Another area to pay close attention to is drainage. Is the land graded so as to allow water to drain off your property?
If not, this could create ‘standing water’ around the foundation. This can in turn damage the foundation over time, resulting in cracks like the ones you see above. Stagnant water also creates other issues.
According to the World Health Organization: “Pools of standing or slow-flowing water provide a breeding ground for many insects, including mosquitoes that can transmit diseases.”
You should also be particularly concerned about the electrical. Do you see any exposed wires? Not only are these ugly, but they can very easily become a severe tripping hazard.
More importantly, does it look like there are enough outlets in the home? If there are too few, this can place stress on the electrical system. This is one of the main causes of residential fires.
Conducting your own inspection of the home is important. You’re not a home inspector either, though. Your only advantage is that you care a lot more than some fly-by-night bandito does. That’s why it’s equally important that you inspect the home inspection service itself.
Inspect the Inspector
Rob Parker, a professional home inspector who is certified with the Ontario and National Associations, wrote in April 2013:
Unlike British Columbia and Alberta, where home inspectors are required to be licensed, in Ontario, home inspectors aren’t licensed or even required to belong to any professional association.
This means anyone can call themselves a home inspector. Though many do belong to a professional association, each body has its own requirements, which range from having to pass college-level courses plus practical experience to completing an online test.
Similarly, Mike Holmes, who now operates his own home inspection service, said in August 2015:
I’d look at a report and it wasn’t even worth the paper it was written on. And I was seeing this happen, over and over again. Couples would look at a house, get a home inspection, and then not even a year later — sometimes the same day they move in — the problems would start to show up. A leak here, mould there, dangerous electrical.
These are not cheap fixes. Before you know it, the homeowners would practically go bankrupt just trying to make their home safe. That’s unacceptable.
Erica Johnson, host of Marketplace, has written:

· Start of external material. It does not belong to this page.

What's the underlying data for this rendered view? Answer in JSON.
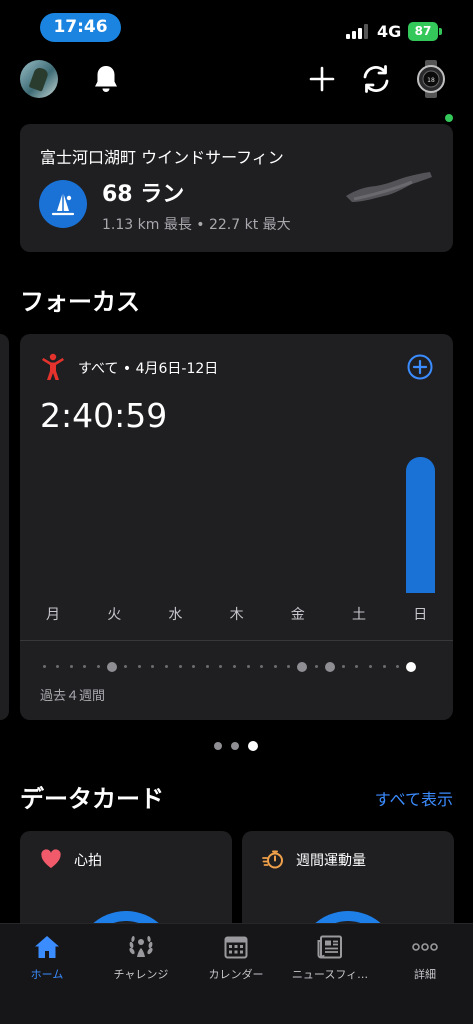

In most provinces, anyone can hang out a “home inspector” shingle, and if they give you bad advice, your only recourse is a lengthy and costly court case.
So how does the homeowner protect themselves from these home inspection scams?
The best safeguard available to you is vigilance – ask questions. But which questions? Here is a starting list:
1. Are you certified? How and by who?
2. Are you insured?
3. How long have you been inspecting homes?
4. What were you doing before you started inspecting homes?
One method of evaluating your home inspection service is to ask for a sample report. Any legitimate inspector or inspection service should be able to e-mail you one.
If the sample report is 3-4 long, look for another inspector. A comprehensive report is generally 20-50 pages long, with colour photos and annotations.
Here’s another method to see if your inspector is a dud: ask about the length of the inspection. A comprehensive home inspection will usually take at least three hours and often longer.
Elizabeth Weintraub, a seasoned real estate expert and a broker at Lyon Real Estate, recalled an amusing example of the ‘quickie’ inspection:
An inspector in Sacramento, with a reputation of performing inspections in 90 minutes or less, once popped his head into the attic and declared the insulation was installed upside down when it was, in fact, installed correctly.
Lastly, you should attend. If your schedule does not allow you to be present for the entire inspection, you should at least be there for the last thirty minutes.
Take this chance to request a “walk-through” in which the inspector will provide an overview of the issues s/he discovered. Even if your inspector passes all of the previous litmus tests, the best way of gauging their credibility is to watch them in action.
Getting a home inspection is actually a very good idea. Don’t let this guide turn you off!
Staying alert and asking the right questions will often protect you from both the criminals and the clowns.